Testing times, do not call for untested new technologies.

These are testing times, but they do not call for untested new technologies. Ethical data-driven decision-making requires good governance, transparency and willingness to course correct. We ask that the CEO of NHSX and the Secretary of State for Health and Social Care prioritise putting the best practices outlined here at the heart of how new technologies are delivered by NHSX, for the good of everyone in the United Kingdom.


Rachel Coldicutt

Jeni Tennison, Open Data Institute

Sarah Gold, Projects by IF

Peter Wells

Frederike Kaltheuner

Lilian Edwards, Professor of Law, Innovation and Society, Newcastle Law School.

Michael Veale, Lecturer, Faculty of Laws, UCL

Ian Brown

Dr Elinor Carmi, Faculty of the Humanities and Social Sciences, Liverpool University

Jennifer Cobbe, Department of Computer Science and Technology.
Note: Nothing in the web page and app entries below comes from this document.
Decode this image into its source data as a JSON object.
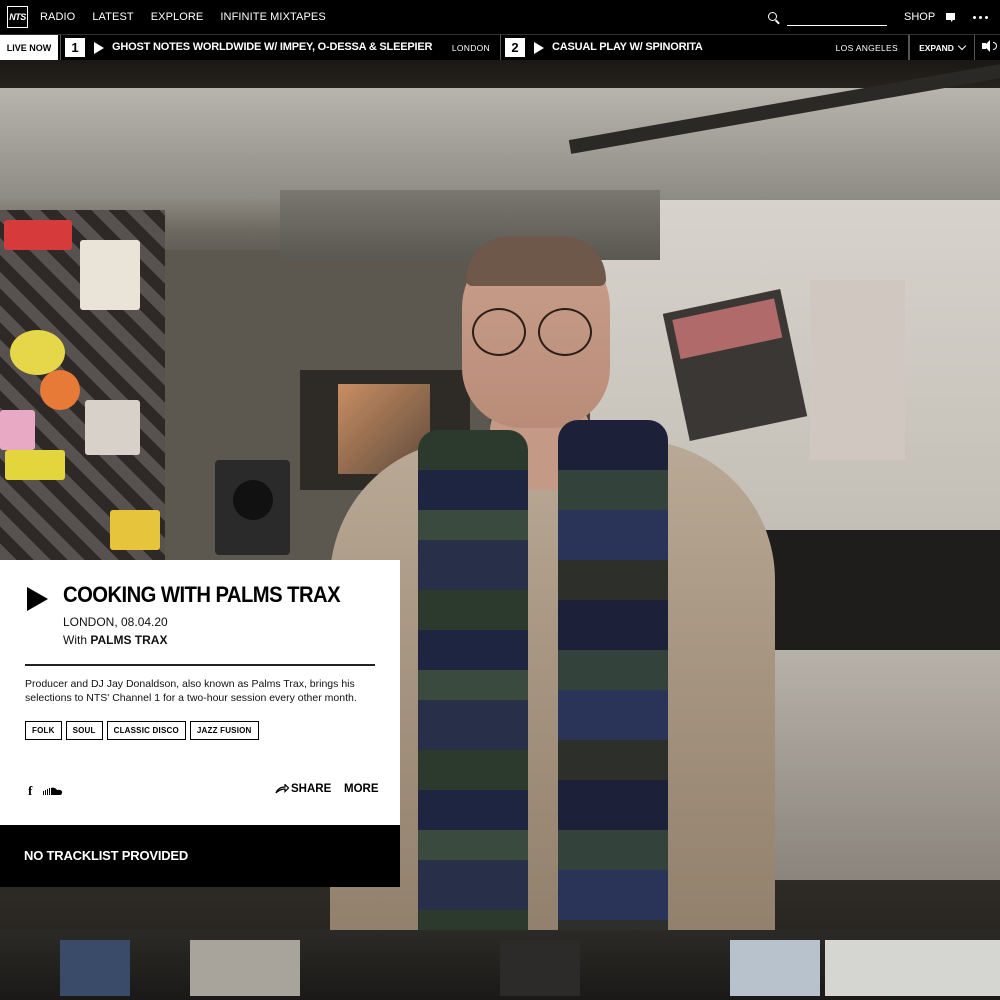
{
  "nav": {
    "logo": "NTS",
    "links": [
      "RADIO",
      "LATEST",
      "EXPLORE",
      "INFINITE MIXTAPES"
    ],
    "search_placeholder": "",
    "shop": "SHOP",
    "icons": [
      "search-icon",
      "chat-icon",
      "more-icon"
    ]
  },
  "live": {
    "label": "LIVE NOW",
    "channels": [
      {
        "number": "1",
        "title": "GHOST NOTES WORLDWIDE W/ IMPEY, O-DESSA & SLEEPIER",
        "location": "LONDON"
      },
      {
        "number": "2",
        "title": "CASUAL PLAY W/ SPINORITA",
        "location": "LOS ANGELES"
      }
    ],
    "expand": "EXPAND"
  },
  "show": {
    "title": "COOKING WITH PALMS TRAX",
    "meta": "LONDON, 08.04.20",
    "with_prefix": "With",
    "host": "PALMS TRAX",
    "description": "Producer and DJ Jay Donaldson, also known as Palms Trax, brings his selections to NTS' Channel 1 for a two-hour session every other month.",
    "tags": [
      "FOLK",
      "SOUL",
      "CLASSIC DISCO",
      "JAZZ FUSION"
    ],
    "share": "SHARE",
    "more": "MORE"
  },
  "tracklist": {
    "label": "NO TRACKLIST PROVIDED"
  },
  "colors": {
    "nav_bg": "#000000",
    "card_bg": "#ffffff",
    "text": "#000000"
  }
}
University of Cambridge

Gemma Milne, science and technology journalist

Dr Laura James

Prof Mark Graham, Oxford Internet Institute

Harriet Kingaby, Mozilla Fellow

Maria Niedernhuber, PhD student in cognitive neuroscience at the University of Cambridge

David Mann, dxw

Amina Ahmad

Iain Henderson, JLINC Labs

Dr Becky Faith, Institute of Development Studies, University of Sussex

Andew Eland

Cori Crider and Martha Dark, Foxglove

Catherine Stihler, Open Knowledge Foundation

Andrew Strait

Dr. Jonathan Andrew, Geneva Academy

Ghislaine Boddington — Speaker / curator — BDS Creative Ltd — body>data>space

Elizabeth Renieris, Fellow, Berkman Klein Center for Internet & Society at Harvard University

Pat Walshe, Privacy Matters

Umesh Pandya

Dr Amanda M L Taylor-Beswick

Elettra Bietti, Harvard Law School

Anna Bacciarelli

Gemma Shields

Mary Branscombe, technology journalist

Heather Burns

James Mullarkey,

Daragh O’Brien

Dr Garfield Benjamin

Gavin Starks,

Silkie Carlo, Big Brother Watch

Mark Surman, Mozilla

Sheila Hayman, Director’s Fellow, MIT Media Lab

Faine Greenwood, humanitarian technology researcher and writer

Dr Matthew Lariviere, UKRI Innovation Fellow of Ageing, Care and Technology, Centre for International Research on Care, Labour and Equalities at the University of Sheffield.

Denise McKenzie, Ben Hawes, Benchmark Initiative

Please add my name- Dr Ernesto Priego, Centre for Human-Computer Interaction Design, City, University of London

Jim Killock, Open Rights Group

Jake Jooshandeh, The RSA

Anushka Sharma, Founder, Naaut

James Jefferies

Daren Williams, Consorticon Group

Tom de Grunewalk, Open Rights Group, Forward Democracy

Prof Chris Marsden, University of Sussex

StJohn Deakins, CitizenMe

Dr Gerasimos Chatzidamianos, Manchester Metropolitan University

If you would like to add your signature to this letter, please email or leave your name in the comments below.

*See Q5 response from UK CMO Chris Whitty

*See and

Edited 24 March to correct a typo, re: the no of UK adults aged 55+ who do not use a smartphone.



Rachel Coldicutt

Exploring careful innovation, community tech and networked care. Day job: @carefultrouble .